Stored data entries

- - -

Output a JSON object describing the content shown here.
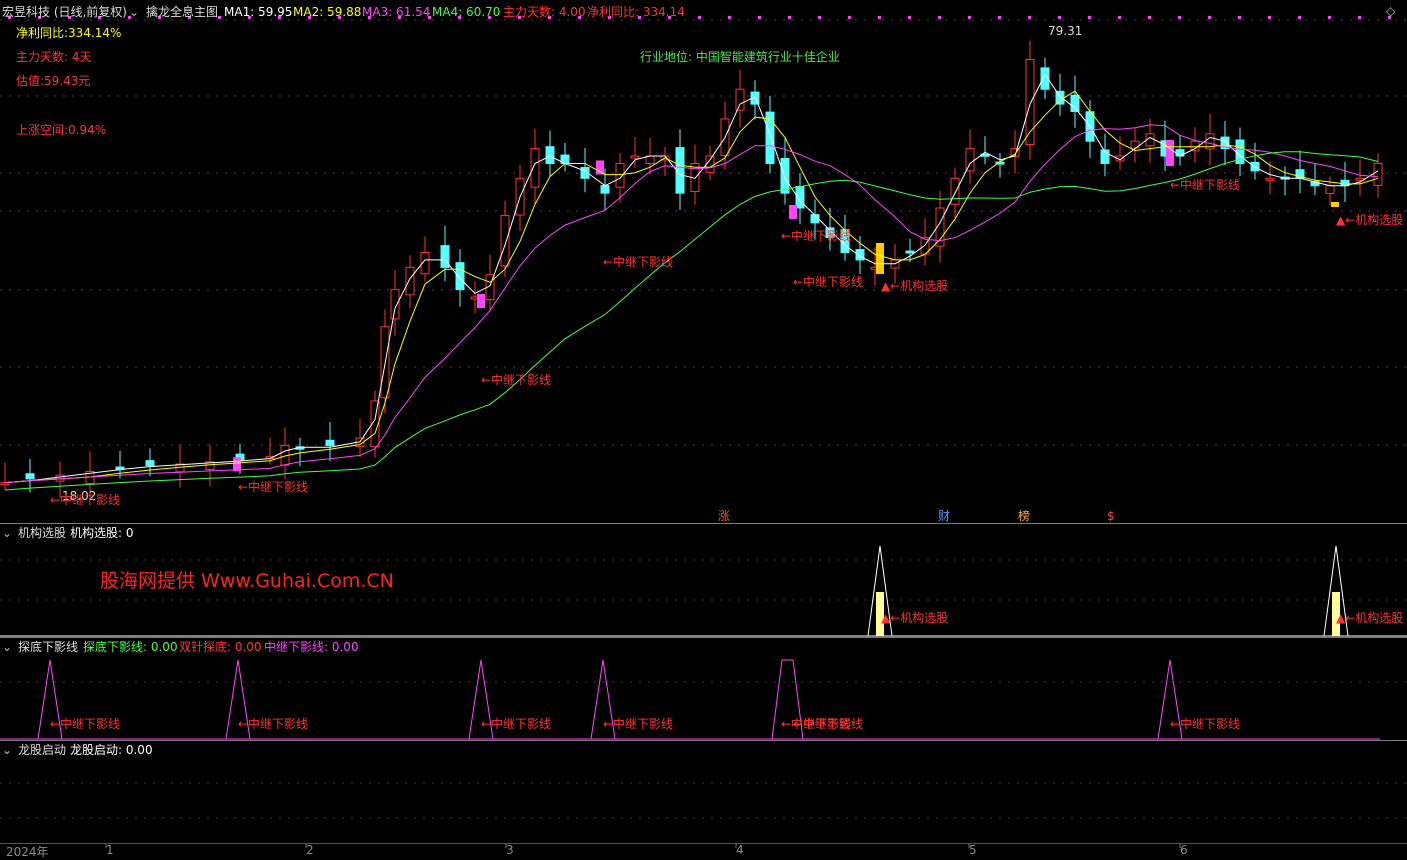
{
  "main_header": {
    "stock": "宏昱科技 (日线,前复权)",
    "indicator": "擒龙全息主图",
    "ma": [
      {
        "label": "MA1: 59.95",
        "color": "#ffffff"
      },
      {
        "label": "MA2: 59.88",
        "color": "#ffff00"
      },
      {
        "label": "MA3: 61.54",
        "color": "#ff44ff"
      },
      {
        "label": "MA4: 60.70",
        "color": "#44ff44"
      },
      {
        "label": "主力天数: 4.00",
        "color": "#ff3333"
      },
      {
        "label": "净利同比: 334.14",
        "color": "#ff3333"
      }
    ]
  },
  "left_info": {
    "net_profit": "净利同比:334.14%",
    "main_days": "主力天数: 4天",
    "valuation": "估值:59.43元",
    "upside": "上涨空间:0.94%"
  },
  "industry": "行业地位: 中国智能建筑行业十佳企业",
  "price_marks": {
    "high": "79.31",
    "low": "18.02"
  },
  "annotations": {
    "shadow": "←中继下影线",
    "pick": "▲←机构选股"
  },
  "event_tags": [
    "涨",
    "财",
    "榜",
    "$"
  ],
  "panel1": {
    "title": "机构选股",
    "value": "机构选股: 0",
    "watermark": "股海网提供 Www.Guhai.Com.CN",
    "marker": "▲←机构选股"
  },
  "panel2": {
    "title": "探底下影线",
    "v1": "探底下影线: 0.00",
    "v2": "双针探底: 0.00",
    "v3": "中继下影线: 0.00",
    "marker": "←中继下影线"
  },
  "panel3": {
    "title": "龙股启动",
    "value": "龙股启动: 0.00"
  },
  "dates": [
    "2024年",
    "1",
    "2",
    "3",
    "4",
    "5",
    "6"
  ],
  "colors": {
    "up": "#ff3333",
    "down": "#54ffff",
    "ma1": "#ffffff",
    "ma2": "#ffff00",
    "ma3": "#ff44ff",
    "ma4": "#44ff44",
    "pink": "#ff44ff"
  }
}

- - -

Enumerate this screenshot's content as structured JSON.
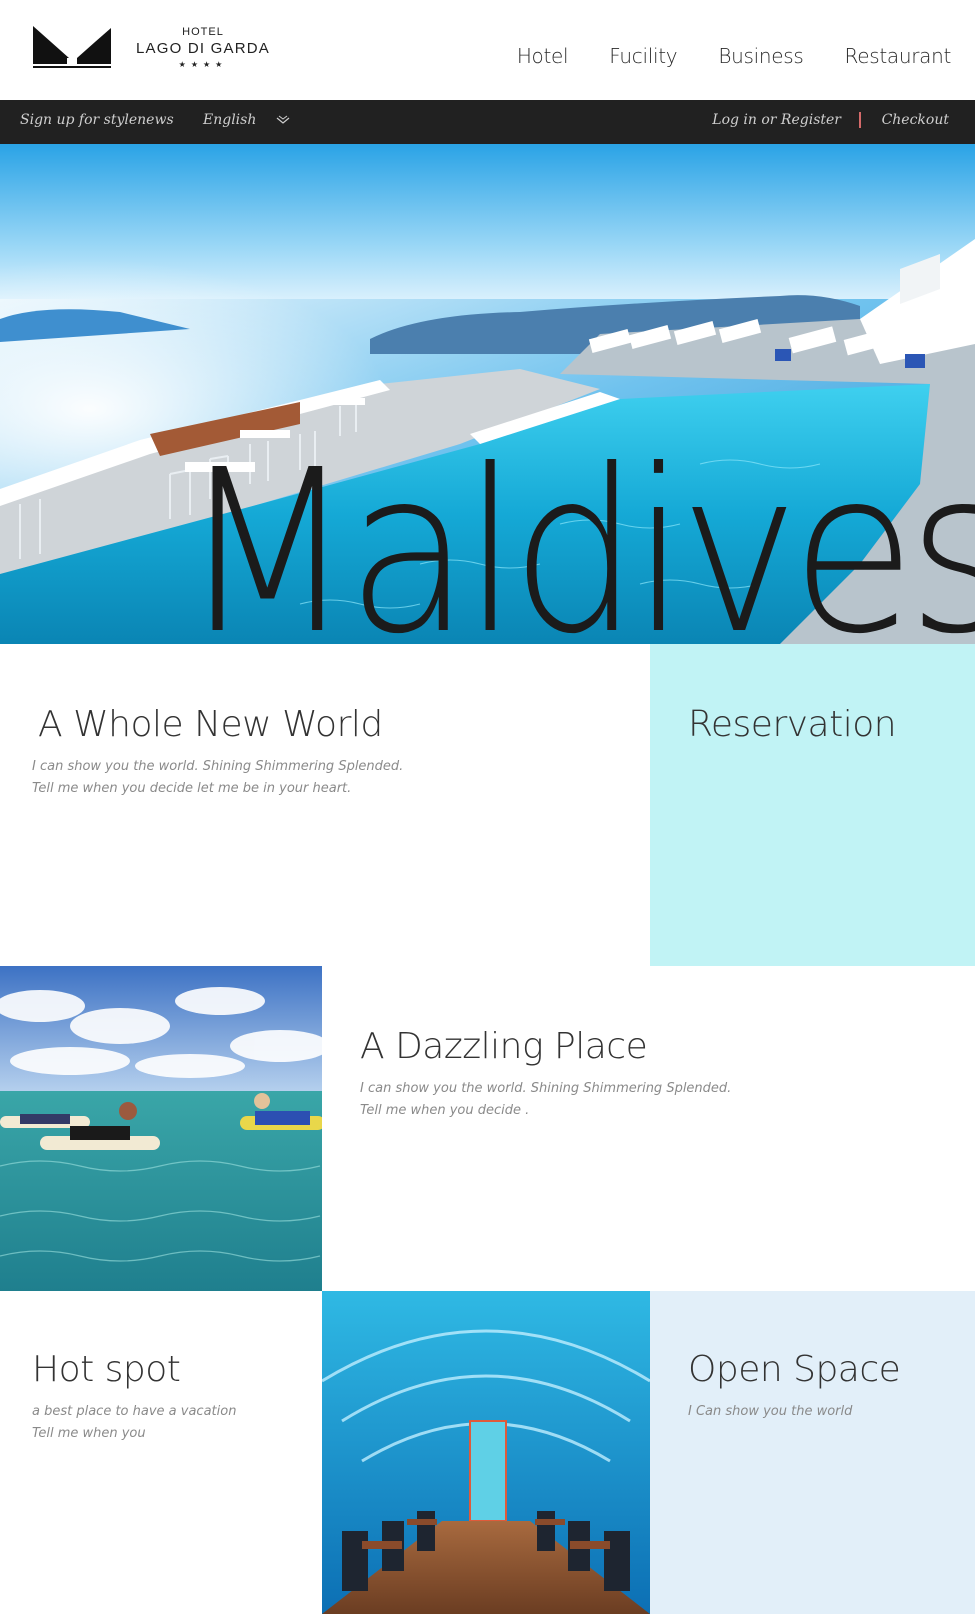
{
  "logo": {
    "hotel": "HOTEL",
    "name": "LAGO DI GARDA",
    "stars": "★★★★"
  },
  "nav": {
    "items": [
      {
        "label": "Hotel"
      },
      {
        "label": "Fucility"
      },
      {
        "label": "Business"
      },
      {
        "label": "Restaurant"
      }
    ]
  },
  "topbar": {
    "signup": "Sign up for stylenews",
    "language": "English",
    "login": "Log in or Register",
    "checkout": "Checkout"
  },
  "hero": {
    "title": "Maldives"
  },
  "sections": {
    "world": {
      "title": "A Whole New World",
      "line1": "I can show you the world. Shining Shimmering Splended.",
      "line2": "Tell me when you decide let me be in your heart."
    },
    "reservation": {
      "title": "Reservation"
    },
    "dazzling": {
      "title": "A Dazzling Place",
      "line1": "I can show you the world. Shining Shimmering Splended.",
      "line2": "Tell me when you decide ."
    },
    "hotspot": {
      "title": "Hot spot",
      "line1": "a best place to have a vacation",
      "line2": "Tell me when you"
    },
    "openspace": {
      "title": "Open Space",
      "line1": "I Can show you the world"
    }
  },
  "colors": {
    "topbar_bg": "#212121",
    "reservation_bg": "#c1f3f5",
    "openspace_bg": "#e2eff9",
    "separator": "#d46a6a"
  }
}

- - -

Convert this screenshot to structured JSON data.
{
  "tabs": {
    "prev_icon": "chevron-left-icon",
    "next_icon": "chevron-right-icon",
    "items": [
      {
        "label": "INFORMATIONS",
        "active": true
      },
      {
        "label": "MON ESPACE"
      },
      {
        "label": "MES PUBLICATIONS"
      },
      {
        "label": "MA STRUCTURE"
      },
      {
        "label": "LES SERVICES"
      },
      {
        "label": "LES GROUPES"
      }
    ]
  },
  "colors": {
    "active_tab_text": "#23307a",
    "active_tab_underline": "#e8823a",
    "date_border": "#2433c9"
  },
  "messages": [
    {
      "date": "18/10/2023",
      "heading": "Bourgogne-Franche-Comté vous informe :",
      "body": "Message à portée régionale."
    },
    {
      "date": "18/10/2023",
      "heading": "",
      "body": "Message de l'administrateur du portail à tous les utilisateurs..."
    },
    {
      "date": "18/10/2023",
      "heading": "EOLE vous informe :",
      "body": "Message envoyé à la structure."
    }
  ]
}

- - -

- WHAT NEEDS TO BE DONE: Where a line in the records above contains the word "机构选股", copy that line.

- SOLVED EXERCISE:
    "pick": "▲←机构选股"
    "title": "机构选股",
    "value": "机构选股: 0",
    "marker": "▲←机构选股"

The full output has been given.